▶ SOURCE MATERIAL
>>>
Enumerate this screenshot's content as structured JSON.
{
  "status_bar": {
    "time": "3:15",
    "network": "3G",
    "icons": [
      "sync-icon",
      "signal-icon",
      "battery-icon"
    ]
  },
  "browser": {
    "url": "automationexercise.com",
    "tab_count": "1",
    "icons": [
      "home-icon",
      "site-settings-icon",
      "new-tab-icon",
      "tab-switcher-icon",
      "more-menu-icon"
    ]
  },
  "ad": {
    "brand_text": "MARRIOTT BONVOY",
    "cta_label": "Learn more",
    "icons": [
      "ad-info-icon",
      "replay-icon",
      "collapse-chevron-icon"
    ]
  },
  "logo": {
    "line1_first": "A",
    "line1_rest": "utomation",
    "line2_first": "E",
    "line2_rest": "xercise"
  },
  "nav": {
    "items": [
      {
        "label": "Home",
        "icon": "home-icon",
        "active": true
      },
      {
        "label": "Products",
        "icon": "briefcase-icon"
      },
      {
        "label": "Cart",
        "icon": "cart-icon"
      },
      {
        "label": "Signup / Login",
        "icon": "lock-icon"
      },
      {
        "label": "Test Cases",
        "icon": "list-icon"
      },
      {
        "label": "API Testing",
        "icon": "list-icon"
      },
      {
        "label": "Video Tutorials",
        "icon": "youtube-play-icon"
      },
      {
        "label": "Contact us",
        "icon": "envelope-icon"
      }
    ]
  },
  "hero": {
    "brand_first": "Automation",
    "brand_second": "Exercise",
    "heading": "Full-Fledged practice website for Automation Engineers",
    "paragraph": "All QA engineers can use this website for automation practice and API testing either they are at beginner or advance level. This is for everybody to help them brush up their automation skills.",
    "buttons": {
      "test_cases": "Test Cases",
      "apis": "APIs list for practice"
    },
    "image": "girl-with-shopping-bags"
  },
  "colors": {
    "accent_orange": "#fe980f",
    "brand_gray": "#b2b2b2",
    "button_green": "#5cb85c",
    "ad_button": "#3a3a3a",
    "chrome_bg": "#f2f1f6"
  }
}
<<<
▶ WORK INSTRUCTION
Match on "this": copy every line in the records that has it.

▶ RESPONSE BOX
Enumerate this screenshot's content as structured JSON.
    "paragraph": "All QA engineers can use this website for automation practice and API testing either they are at beginner or advance level. This is for everybody to help them brush up their automation skills.",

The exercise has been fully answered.